javax.net.ssl.SSLPeerUnverifiedException: peer not authenticated

Not applicable

Hi there,

Trying to make a rest call to the following: https://api.hubapi.com/contacts/v1/lists/recently_updated/contacts/recent (with some params and my api-key)
results in a “javax.net.ssl.SSLPeerUnverifiedException: peer not authenticated” for the last 2 days.
Call is made from a Groovy application running on tomcat7 on Ubuntu instance.
Does someone have an idea?

Thanks in advance !

0 Upvotes
5 Replies 5
Derek_Gervais
HubSpot Employee

Hi @Quent,

We recently made a change that would have switched the certificate authority that would be used for the SSL certificate at api.hubapi.com.
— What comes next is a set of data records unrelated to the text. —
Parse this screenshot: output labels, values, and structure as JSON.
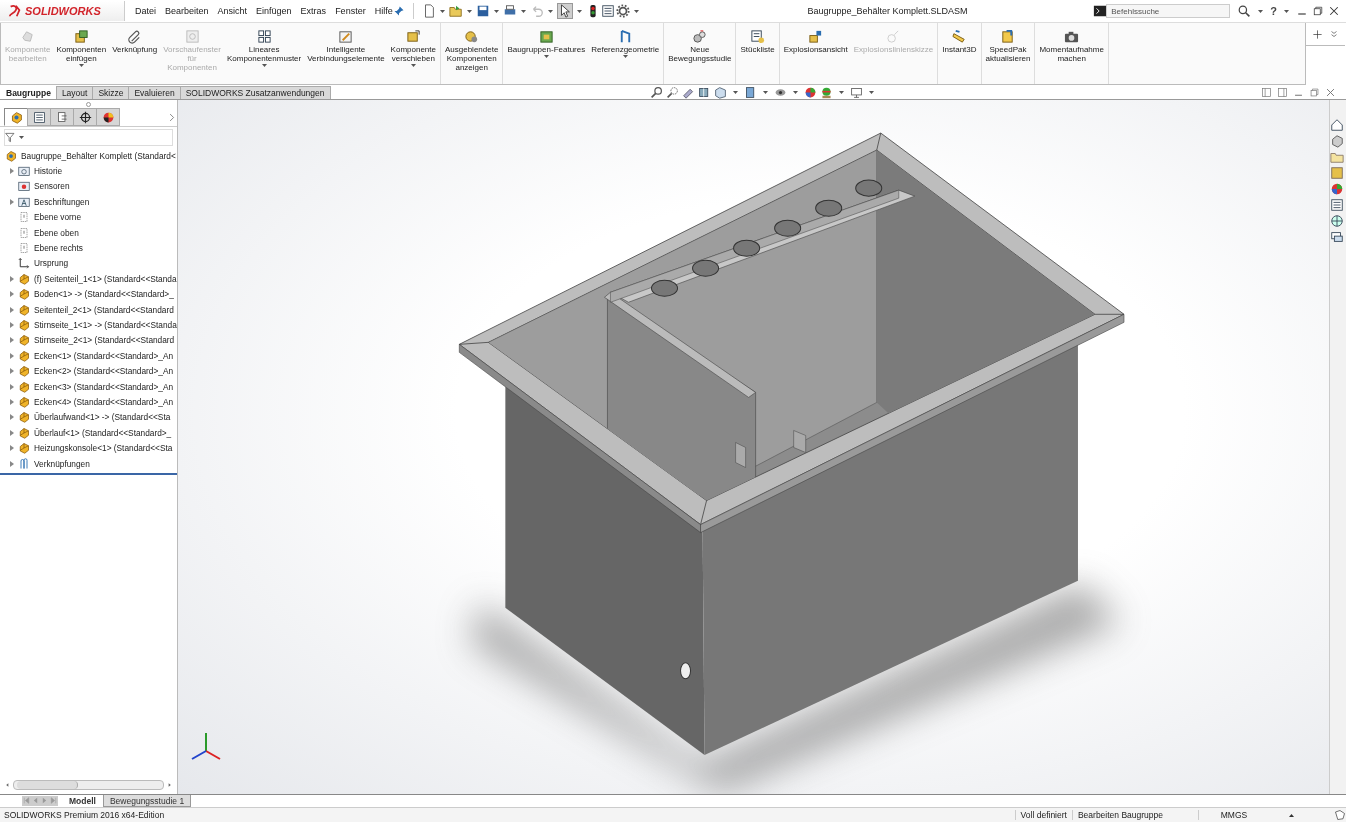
{
  "app": {
    "logo": "SOLIDWORKS"
  },
  "menu": [
    "Datei",
    "Bearbeiten",
    "Ansicht",
    "Einfügen",
    "Extras",
    "Fenster",
    "Hilfe"
  ],
  "window": {
    "title": "Baugruppe_Behälter Komplett.SLDASM"
  },
  "search": {
    "placeholder": "Befehlssuche"
  },
  "help": "?",
  "ribbon": {
    "groups": [
      {
        "items": [
          {
            "label": "Komponente\nbearbeiten",
            "disabled": true,
            "dropdown": false
          },
          {
            "label": "Komponenten\neinfügen",
            "disabled": false,
            "dropdown": true
          },
          {
            "label": "Verknüpfung",
            "disabled": false,
            "dropdown": false
          },
          {
            "label": "Vorschaufenster\nfür\nKomponenten",
            "disabled": true,
            "dropdown": false
          },
          {
            "label": "Lineares\nKomponentenmuster",
            "disabled": false,
            "dropdown": true
          },
          {
            "label": "Intelligente\nVerbindungselemente",
            "disabled": false,
            "dropdown": false
          },
          {
            "label": "Komponente\nverschieben",
            "disabled": false,
            "dropdown": true
          }
        ]
      },
      {
        "items": [
          {
            "label": "Ausgeblendete\nKomponenten\nanzeigen",
            "disabled": false,
            "dropdown": false
          }
        ]
      },
      {
        "items": [
          {
            "label": "Baugruppen-Features",
            "disabled": false,
            "dropdown": true
          },
          {
            "label": "Referenzgeometrie",
            "disabled": false,
            "dropdown": true
          }
        ]
      },
      {
        "items": [
          {
            "label": "Neue\nBewegungsstudie",
            "disabled": false,
            "dropdown": false
          }
        ]
      },
      {
        "items": [
          {
            "label": "Stückliste",
            "disabled": false,
            "dropdown": false
          }
        ]
      },
      {
        "items": [
          {
            "label": "Explosionsansicht",
            "disabled": false,
            "dropdown": false
          },
          {
            "label": "Explosionslinienskizze",
            "disabled": true,
            "dropdown": false
          }
        ]
      },
      {
        "items": [
          {
            "label": "Instant3D",
            "disabled": false,
            "dropdown": false
          }
        ]
      },
      {
        "items": [
          {
            "label": "SpeedPak\naktualisieren",
            "disabled": false,
            "dropdown": false
          }
        ]
      },
      {
        "items": [
          {
            "label": "Momentaufnahme\nmachen",
            "disabled": false,
            "dropdown": false
          }
        ]
      }
    ]
  },
  "tabs": [
    {
      "label": "Baugruppe",
      "selected": true
    },
    {
      "label": "Layout",
      "selected": false
    },
    {
      "label": "Skizze",
      "selected": false
    },
    {
      "label": "Evaluieren",
      "selected": false
    },
    {
      "label": "SOLIDWORKS Zusatzanwendungen",
      "selected": false
    }
  ],
  "panel_tabs": [
    {
      "selected": true
    },
    {
      "selected": false
    },
    {
      "selected": false
    },
    {
      "selected": false
    },
    {
      "selected": false
    }
  ],
  "tree": {
    "root": {
      "label": "Baugruppe_Behälter Komplett  (Standard<",
      "children": [
        {
          "label": "Historie",
          "kind": "history",
          "collapsible": true
        },
        {
          "label": "Sensoren",
          "kind": "sensor",
          "collapsible": false
        },
        {
          "label": "Beschriftungen",
          "kind": "annotation",
          "collapsible": true
        },
        {
          "label": "Ebene vorne",
          "kind": "plane",
          "collapsible": false
        },
        {
          "label": "Ebene oben",
          "kind": "plane",
          "collapsible": false
        },
        {
          "label": "Ebene rechts",
          "kind": "plane",
          "collapsible": false
        },
        {
          "label": "Ursprung",
          "kind": "origin",
          "collapsible": false
        },
        {
          "label": "(f) Seitenteil_1<1> (Standard<<Standa",
          "kind": "part",
          "collapsible": true
        },
        {
          "label": "Boden<1> -> (Standard<<Standard>_",
          "kind": "part",
          "collapsible": true
        },
        {
          "label": "Seitenteil_2<1> (Standard<<Standard",
          "kind": "part",
          "collapsible": true
        },
        {
          "label": "Stirnseite_1<1> -> (Standard<<Standa",
          "kind": "part",
          "collapsible": true
        },
        {
          "label": "Stirnseite_2<1> (Standard<<Standard",
          "kind": "part",
          "collapsible": true
        },
        {
          "label": "Ecken<1> (Standard<<Standard>_An",
          "kind": "part",
          "collapsible": true
        },
        {
          "label": "Ecken<2> (Standard<<Standard>_An",
          "kind": "part",
          "collapsible": true
        },
        {
          "label": "Ecken<3> (Standard<<Standard>_An",
          "kind": "part",
          "collapsible": true
        },
        {
          "label": "Ecken<4> (Standard<<Standard>_An",
          "kind": "part",
          "collapsible": true
        },
        {
          "label": "Überlaufwand<1> -> (Standard<<Sta",
          "kind": "part",
          "collapsible": true
        },
        {
          "label": "Überlauf<1> (Standard<<Standard>_",
          "kind": "part",
          "collapsible": true
        },
        {
          "label": "Heizungskonsole<1> (Standard<<Sta",
          "kind": "part",
          "collapsible": true
        },
        {
          "label": "Verknüpfungen",
          "kind": "mates",
          "collapsible": true
        }
      ]
    }
  },
  "bottom_tabs": [
    {
      "label": "Modell",
      "selected": true
    },
    {
      "label": "Bewegungsstudie 1",
      "selected": false
    }
  ],
  "status_bar": {
    "edition": "SOLIDWORKS Premium 2016 x64-Edition",
    "state": "Voll definiert",
    "mode": "Bearbeiten Baugruppe",
    "units": "MMGS"
  }
}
If you’re having trouble validating the certificate, you may need to update the root CAs installed on your server.

0 Upvotes
Not applicable
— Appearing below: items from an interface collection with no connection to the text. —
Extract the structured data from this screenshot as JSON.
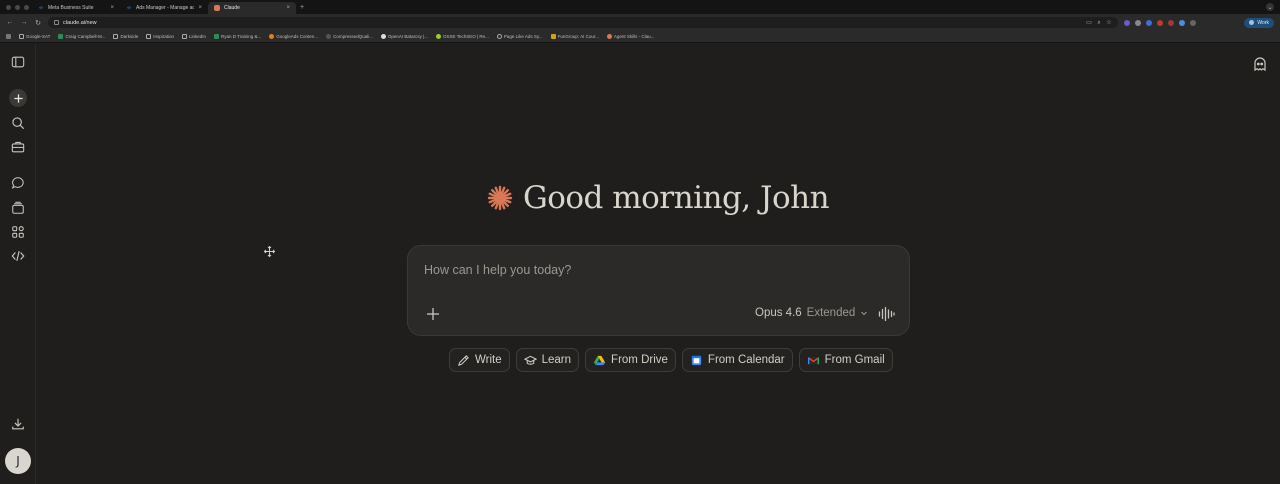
{
  "browser": {
    "tabs": [
      {
        "title": "Meta Business Suite",
        "favicon": "meta-icon",
        "active": false
      },
      {
        "title": "Ads Manager - Manage ads ...",
        "favicon": "meta-icon",
        "active": false
      },
      {
        "title": "Claude",
        "favicon": "claude-icon",
        "active": true
      }
    ],
    "new_tab": "+",
    "url": "claude.ai/new",
    "profile_label": "Work",
    "bookmarks": [
      "Google-SAT",
      "Craig Campbell-M...",
      "Darkside",
      "Inspiration",
      "LinkedIn",
      "Ryan D Training &...",
      "GoogleAds Conten...",
      "CompressedQuali...",
      "OpenAI Batarcsy |...",
      "OSSE TechSEO | Re...",
      "Page Like Ads Sy...",
      "FunGroup: AI Cour...",
      "Agent Skills - Clau..."
    ]
  },
  "sidebar": {
    "items": [
      {
        "name": "toggle-sidebar",
        "icon": "sidebar-icon"
      },
      {
        "name": "new-chat",
        "icon": "plus-icon"
      },
      {
        "name": "search",
        "icon": "search-icon"
      },
      {
        "name": "projects",
        "icon": "briefcase-icon"
      },
      {
        "name": "chats",
        "icon": "chat-icon"
      },
      {
        "name": "artifacts",
        "icon": "stack-icon"
      },
      {
        "name": "customize",
        "icon": "grid-icon"
      },
      {
        "name": "code",
        "icon": "code-icon"
      },
      {
        "name": "download",
        "icon": "download-icon"
      }
    ],
    "avatar_initial": "J"
  },
  "main": {
    "greeting": "Good morning, John",
    "composer": {
      "placeholder": "How can I help you today?",
      "model": "Opus 4.6",
      "mode": "Extended"
    },
    "chips": [
      {
        "label": "Write",
        "icon": "pencil-icon"
      },
      {
        "label": "Learn",
        "icon": "graduation-cap-icon"
      },
      {
        "label": "From Drive",
        "icon": "google-drive-icon"
      },
      {
        "label": "From Calendar",
        "icon": "google-calendar-icon"
      },
      {
        "label": "From Gmail",
        "icon": "gmail-icon"
      }
    ]
  },
  "colors": {
    "background": "#1f1e1d",
    "accent": "#d97757",
    "composer_bg": "#2b2a28"
  }
}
Hi @Derek_Gervais,

I tried to update the certificate on the server but still get the exception.
Strange things is that it always has been working on my acceptance environment (without any changes) but not on production one.
What’s the best way to get the api certificate?
Thanks in advance,
Quentin.
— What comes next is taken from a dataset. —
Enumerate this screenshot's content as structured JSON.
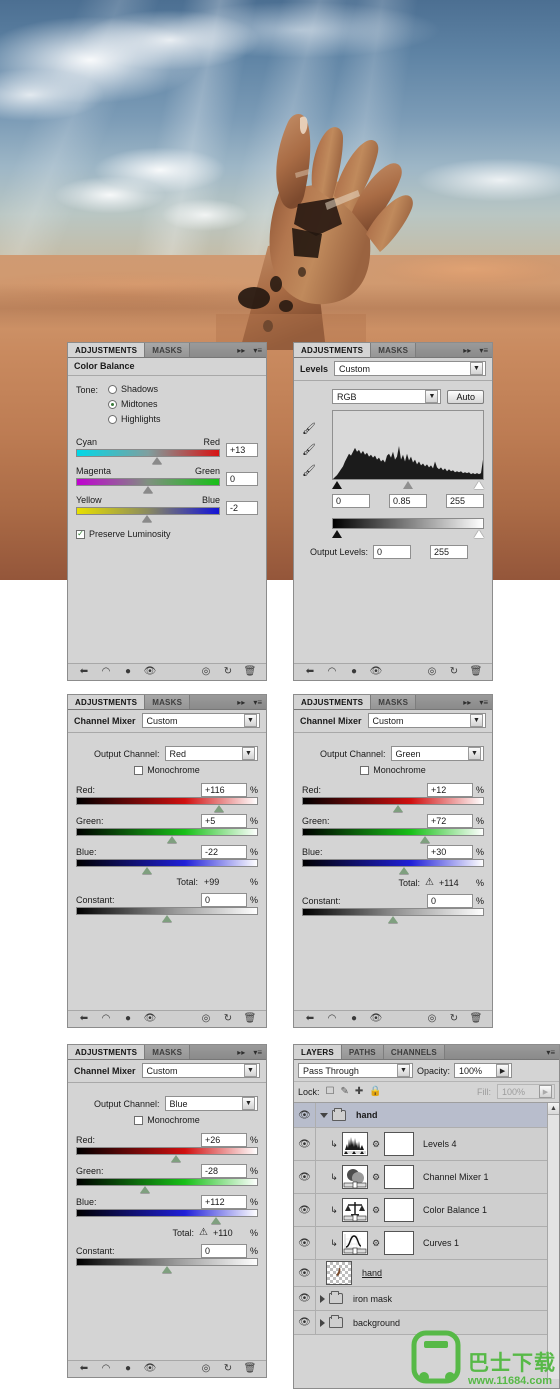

0 Upvotes
Derek_Gervais
HubSpot Employee

Hi @Quent,

It’s possible that after updating the CAs, the service didn’t actually pick up on that update yet. If you haven’t already, you could try restarting the service so it’s using the updates and not the old cached CAs. It’s difficult to troubleshoot these issues since they’re very environment-specific. You can see the full chain of the certificate path up to the root CA at the link below; I’d recommend double-checking that the specific root CA is installed and up-to-date in your system.

https://www.digicert.com/help/?host=api.hubapi.com

0 Upvotes
prakashmani
Member

Hi,

 

I am randomly getting the below error. Few times, the call is successful and other times hubspot API says, I/O error on POST request for "https://api.hubapi.com/contacts/v1/contact/": peer not authenticated.

 

-Prakash

Derek_Gervais
HubSpot Employee

Hi @prakashmani,

 

This Stackoverflow topic might help here. To pull a quote from it:

Assuming the server certificate is signed by a well-known CA, this is happening
because the set of CA certificates available to a modern browser is much larger
than the limited set that is shipped with the JDK/JRE.
0 Upvotes